Activity: Your answer should be an exact copy of every record.

(Dataset records Opens)

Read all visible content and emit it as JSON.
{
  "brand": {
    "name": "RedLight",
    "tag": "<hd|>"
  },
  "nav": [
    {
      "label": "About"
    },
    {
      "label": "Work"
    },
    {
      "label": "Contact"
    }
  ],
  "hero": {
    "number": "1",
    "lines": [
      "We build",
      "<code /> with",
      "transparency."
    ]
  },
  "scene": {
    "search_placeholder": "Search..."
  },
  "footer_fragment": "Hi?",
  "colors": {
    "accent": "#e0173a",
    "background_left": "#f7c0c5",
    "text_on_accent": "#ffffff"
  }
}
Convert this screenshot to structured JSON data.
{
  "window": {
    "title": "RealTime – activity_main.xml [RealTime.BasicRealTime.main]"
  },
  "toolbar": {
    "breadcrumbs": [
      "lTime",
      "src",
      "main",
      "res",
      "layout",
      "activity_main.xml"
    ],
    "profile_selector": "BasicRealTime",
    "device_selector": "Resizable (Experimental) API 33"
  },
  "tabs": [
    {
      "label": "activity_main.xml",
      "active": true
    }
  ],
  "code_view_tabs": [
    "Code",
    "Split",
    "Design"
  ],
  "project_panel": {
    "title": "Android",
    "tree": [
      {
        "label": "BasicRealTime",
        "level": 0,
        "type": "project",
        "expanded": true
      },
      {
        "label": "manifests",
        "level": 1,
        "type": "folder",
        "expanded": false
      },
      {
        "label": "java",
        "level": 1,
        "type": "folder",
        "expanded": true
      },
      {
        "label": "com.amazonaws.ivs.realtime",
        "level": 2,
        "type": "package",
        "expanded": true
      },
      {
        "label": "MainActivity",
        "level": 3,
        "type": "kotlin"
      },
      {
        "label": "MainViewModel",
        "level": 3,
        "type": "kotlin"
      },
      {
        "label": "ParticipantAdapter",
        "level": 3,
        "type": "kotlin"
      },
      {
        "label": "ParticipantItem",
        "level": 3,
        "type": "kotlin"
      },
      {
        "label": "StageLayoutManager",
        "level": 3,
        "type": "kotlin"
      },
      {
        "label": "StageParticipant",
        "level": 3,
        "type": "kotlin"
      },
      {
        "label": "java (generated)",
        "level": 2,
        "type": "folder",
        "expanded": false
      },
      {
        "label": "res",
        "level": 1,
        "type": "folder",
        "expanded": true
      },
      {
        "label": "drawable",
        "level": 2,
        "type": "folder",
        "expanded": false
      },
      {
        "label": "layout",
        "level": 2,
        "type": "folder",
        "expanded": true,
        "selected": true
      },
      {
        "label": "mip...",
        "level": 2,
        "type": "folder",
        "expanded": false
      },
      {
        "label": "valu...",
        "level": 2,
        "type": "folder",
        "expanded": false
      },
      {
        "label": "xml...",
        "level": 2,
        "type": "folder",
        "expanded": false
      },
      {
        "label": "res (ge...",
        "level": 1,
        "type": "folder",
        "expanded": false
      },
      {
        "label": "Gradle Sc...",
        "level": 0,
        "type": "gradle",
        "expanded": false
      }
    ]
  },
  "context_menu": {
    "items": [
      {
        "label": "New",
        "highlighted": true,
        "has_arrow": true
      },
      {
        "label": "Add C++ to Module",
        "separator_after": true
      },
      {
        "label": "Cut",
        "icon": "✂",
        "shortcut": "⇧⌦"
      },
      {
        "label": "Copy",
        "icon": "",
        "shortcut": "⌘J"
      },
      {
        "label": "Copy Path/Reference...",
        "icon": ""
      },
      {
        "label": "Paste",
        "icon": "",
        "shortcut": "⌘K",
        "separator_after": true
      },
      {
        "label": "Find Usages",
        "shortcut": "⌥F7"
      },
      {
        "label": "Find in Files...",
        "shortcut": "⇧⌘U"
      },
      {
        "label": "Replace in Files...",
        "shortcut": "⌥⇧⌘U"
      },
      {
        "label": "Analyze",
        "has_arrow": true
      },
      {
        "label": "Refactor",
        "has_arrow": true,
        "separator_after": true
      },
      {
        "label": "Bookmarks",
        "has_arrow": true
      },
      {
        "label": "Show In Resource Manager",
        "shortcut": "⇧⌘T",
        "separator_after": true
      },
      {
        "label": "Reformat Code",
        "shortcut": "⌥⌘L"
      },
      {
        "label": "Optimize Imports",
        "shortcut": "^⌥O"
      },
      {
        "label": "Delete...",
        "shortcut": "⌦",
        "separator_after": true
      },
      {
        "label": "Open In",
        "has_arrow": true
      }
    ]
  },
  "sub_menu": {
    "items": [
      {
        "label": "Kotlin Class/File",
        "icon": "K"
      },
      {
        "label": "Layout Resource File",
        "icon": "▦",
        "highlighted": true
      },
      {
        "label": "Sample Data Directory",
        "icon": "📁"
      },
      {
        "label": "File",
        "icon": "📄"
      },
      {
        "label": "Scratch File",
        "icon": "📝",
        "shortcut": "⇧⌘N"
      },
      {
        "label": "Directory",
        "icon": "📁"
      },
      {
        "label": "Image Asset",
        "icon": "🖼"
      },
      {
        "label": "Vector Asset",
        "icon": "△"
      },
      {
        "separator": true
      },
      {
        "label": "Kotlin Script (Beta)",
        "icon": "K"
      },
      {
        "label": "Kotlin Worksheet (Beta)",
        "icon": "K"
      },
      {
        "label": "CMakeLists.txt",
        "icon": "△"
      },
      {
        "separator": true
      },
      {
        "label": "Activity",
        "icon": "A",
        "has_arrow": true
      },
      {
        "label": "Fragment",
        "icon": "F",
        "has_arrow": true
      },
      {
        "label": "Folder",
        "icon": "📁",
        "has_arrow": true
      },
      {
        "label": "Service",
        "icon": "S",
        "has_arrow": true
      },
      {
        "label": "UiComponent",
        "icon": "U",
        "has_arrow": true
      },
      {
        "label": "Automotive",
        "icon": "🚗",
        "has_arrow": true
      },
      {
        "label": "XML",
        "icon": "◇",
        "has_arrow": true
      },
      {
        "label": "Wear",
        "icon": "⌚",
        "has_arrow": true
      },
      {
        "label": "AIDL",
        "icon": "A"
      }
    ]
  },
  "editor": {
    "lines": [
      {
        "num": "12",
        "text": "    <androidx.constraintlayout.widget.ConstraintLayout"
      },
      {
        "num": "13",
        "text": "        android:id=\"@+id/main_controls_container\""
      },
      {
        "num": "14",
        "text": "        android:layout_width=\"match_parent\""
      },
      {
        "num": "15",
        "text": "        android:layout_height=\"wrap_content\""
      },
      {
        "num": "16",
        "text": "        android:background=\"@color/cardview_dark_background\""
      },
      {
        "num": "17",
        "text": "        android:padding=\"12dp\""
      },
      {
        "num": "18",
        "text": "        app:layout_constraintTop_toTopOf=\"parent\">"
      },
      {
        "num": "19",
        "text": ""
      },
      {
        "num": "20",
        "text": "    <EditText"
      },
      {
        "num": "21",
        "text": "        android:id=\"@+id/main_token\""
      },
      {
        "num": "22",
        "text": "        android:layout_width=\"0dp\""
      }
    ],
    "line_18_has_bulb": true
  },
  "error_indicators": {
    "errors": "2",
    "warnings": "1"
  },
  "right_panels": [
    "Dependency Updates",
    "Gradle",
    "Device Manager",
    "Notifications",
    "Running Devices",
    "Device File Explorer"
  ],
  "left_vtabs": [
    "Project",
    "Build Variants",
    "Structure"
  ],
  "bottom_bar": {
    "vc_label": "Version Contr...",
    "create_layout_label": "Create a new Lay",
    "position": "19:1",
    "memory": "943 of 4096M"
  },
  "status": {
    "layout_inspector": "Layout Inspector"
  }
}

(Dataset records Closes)

Written answer:
Read all visible content and emit it as JSON.
{
  "brand": {
    "name": "RedLight",
    "tag": "<hd|>"
  },
  "nav": [
    {
      "label": "About"
    },
    {
      "label": "Work"
    },
    {
      "label": "Contact"
    }
  ],
  "hero": {
    "number": "1",
    "lines": [
      "We build",
      "<code /> with",
      "transparency."
    ]
  },
  "scene": {
    "search_placeholder": "Search..."
  },
  "footer_fragment": "Hi?",
  "colors": {
    "accent": "#e0173a",
    "background_left": "#f7c0c5",
    "text_on_accent": "#ffffff"
  }
}
Convert this screenshot to structured JSON data.
{
  "window": {
    "title": "RealTime – activity_main.xml [RealTime.BasicRealTime.main]"
  },
  "toolbar": {
    "breadcrumbs": [
      "lTime",
      "src",
      "main",
      "res",
      "layout",
      "activity_main.xml"
    ],
    "profile_selector": "BasicRealTime",
    "device_selector": "Resizable (Experimental) API 33"
  },
  "tabs": [
    {
      "label": "activity_main.xml",
      "active": true
    }
  ],
  "code_view_tabs": [
    "Code",
    "Split",
    "Design"
  ],
  "project_panel": {
    "title": "Android",
    "tree": [
      {
        "label": "BasicRealTime",
        "level": 0,
        "type": "project",
        "expanded": true
      },
      {
        "label": "manifests",
        "level": 1,
        "type": "folder",
        "expanded": false
      },
      {
        "label": "java",
        "level": 1,
        "type": "folder",
        "expanded": true
      },
      {
        "label": "com.amazonaws.ivs.realtime",
        "level": 2,
        "type": "package",
        "expanded": true
      },
      {
        "label": "MainActivity",
        "level": 3,
        "type": "kotlin"
      },
      {
        "label": "MainViewModel",
        "level": 3,
        "type": "kotlin"
      },
      {
        "label": "ParticipantAdapter",
        "level": 3,
        "type": "kotlin"
      },
      {
        "label": "ParticipantItem",
        "level": 3,
        "type": "kotlin"
      },
      {
        "label": "StageLayoutManager",
        "level": 3,
        "type": "kotlin"
      },
      {
        "label": "StageParticipant",
        "level": 3,
        "type": "kotlin"
      },
      {
        "label": "java (generated)",
        "level": 2,
        "type": "folder",
        "expanded": false
      },
      {
        "label": "res",
        "level": 1,
        "type": "folder",
        "expanded": true
      },
      {
        "label": "drawable",
        "level": 2,
        "type": "folder",
        "expanded": false
      },
      {
        "label": "layout",
        "level": 2,
        "type": "folder",
        "expanded": true,
        "selected": true
      },
      {
        "label": "mip...",
        "level": 2,
        "type": "folder",
        "expanded": false
      },
      {
        "label": "valu...",
        "level": 2,
        "type": "folder",
        "expanded": false
      },
      {
        "label": "xml...",
        "level": 2,
        "type": "folder",
        "expanded": false
      },
      {
        "label": "res (ge...",
        "level": 1,
        "type": "folder",
        "expanded": false
      },
      {
        "label": "Gradle Sc...",
        "level": 0,
        "type": "gradle",
        "expanded": false
      }
    ]
  },
  "context_menu": {
    "items": [
      {
        "label": "New",
        "highlighted": true,
        "has_arrow": true
      },
      {
        "label": "Add C++ to Module",
        "separator_after": true
      },
      {
        "label": "Cut",
        "icon": "✂",
        "shortcut": "⇧⌦"
      },
      {
        "label": "Copy",
        "icon": "",
        "shortcut": "⌘J"
      },
      {
        "label": "Copy Path/Reference...",
        "icon": ""
      },
      {
        "label": "Paste",
        "icon": "",
        "shortcut": "⌘K",
        "separator_after": true
      },
      {
        "label": "Find Usages",
        "shortcut": "⌥F7"
      },
      {
        "label": "Find in Files...",
        "shortcut": "⇧⌘U"
      },
      {
        "label": "Replace in Files...",
        "shortcut": "⌥⇧⌘U"
      },
      {
        "label": "Analyze",
        "has_arrow": true
      },
      {
        "label": "Refactor",
        "has_arrow": true,
        "separator_after": true
      },
      {
        "label": "Bookmarks",
        "has_arrow": true
      },
      {
        "label": "Show In Resource Manager",
        "shortcut": "⇧⌘T",
        "separator_after": true
      },
      {
        "label": "Reformat Code",
        "shortcut": "⌥⌘L"
      },
      {
        "label": "Optimize Imports",
        "shortcut": "^⌥O"
      },
      {
        "label": "Delete...",
        "shortcut": "⌦",
        "separator_after": true
      },
      {
        "label": "Open In",
        "has_arrow": true
      }
    ]
  },
  "sub_menu": {
    "items": [
      {
        "label": "Kotlin Class/File",
        "icon": "K"
      },
      {
        "label": "Layout Resource File",
        "icon": "▦",
        "highlighted": true
      },
      {
        "label": "Sample Data Directory",
        "icon": "📁"
      },
      {
        "label": "File",
        "icon": "📄"
      },
      {
        "label": "Scratch File",
        "icon": "📝",
        "shortcut": "⇧⌘N"
      },
      {
        "label": "Directory",
        "icon": "📁"
      },
      {
        "label": "Image Asset",
        "icon": "🖼"
      },
      {
        "label": "Vector Asset",
        "icon": "△"
      },
      {
        "separator": true
      },
      {
        "label": "Kotlin Script (Beta)",
        "icon": "K"
      },
      {
        "label": "Kotlin Worksheet (Beta)",
        "icon": "K"
      },
      {
        "label": "CMakeLists.txt",
        "icon": "△"
      },
      {
        "separator": true
      },
      {
        "label": "Activity",
        "icon": "A",
        "has_arrow": true
      },
      {
        "label": "Fragment",
        "icon": "F",
        "has_arrow": true
      },
      {
        "label": "Folder",
        "icon": "📁",
        "has_arrow": true
      },
      {
        "label": "Service",
        "icon": "S",
        "has_arrow": true
      },
      {
        "label": "UiComponent",
        "icon": "U",
        "has_arrow": true
      },
      {
        "label": "Automotive",
        "icon": "🚗",
        "has_arrow": true
      },
      {
        "label": "XML",
        "icon": "◇",
        "has_arrow": true
      },
      {
        "label": "Wear",
        "icon": "⌚",
        "has_arrow": true
      },
      {
        "label": "AIDL",
        "icon": "A"
      }
    ]
  },
  "editor": {
    "lines": [
      {
        "num": "12",
        "text": "    <androidx.constraintlayout.widget.ConstraintLayout"
      },
      {
        "num": "13",
        "text": "        android:id=\"@+id/main_controls_container\""
      },
      {
        "num": "14",
        "text": "        android:layout_width=\"match_parent\""
      },
      {
        "num": "15",
        "text": "        android:layout_height=\"wrap_content\""
      },
      {
        "num": "16",
        "text": "        android:background=\"@color/cardview_dark_background\""
      },
      {
        "num": "17",
        "text": "        android:padding=\"12dp\""
      },
      {
        "num": "18",
        "text": "        app:layout_constraintTop_toTopOf=\"parent\">"
      },
      {
        "num": "19",
        "text": ""
      },
      {
        "num": "20",
        "text": "    <EditText"
      },
      {
        "num": "21",
        "text": "        android:id=\"@+id/main_token\""
      },
      {
        "num": "22",
        "text": "        android:layout_width=\"0dp\""
      }
    ],
    "line_18_has_bulb": true
  },
  "error_indicators": {
    "errors": "2",
    "warnings": "1"
  },
  "right_panels": [
    "Dependency Updates",
    "Gradle",
    "Device Manager",
    "Notifications",
    "Running Devices",
    "Device File Explorer"
  ],
  "left_vtabs": [
    "Project",
    "Build Variants",
    "Structure"
  ],
  "bottom_bar": {
    "vc_label": "Version Contr...",
    "create_layout_label": "Create a new Lay",
    "position": "19:1",
    "memory": "943 of 4096M"
  },
  "status": {
    "layout_inspector": "Layout Inspector"
  }
}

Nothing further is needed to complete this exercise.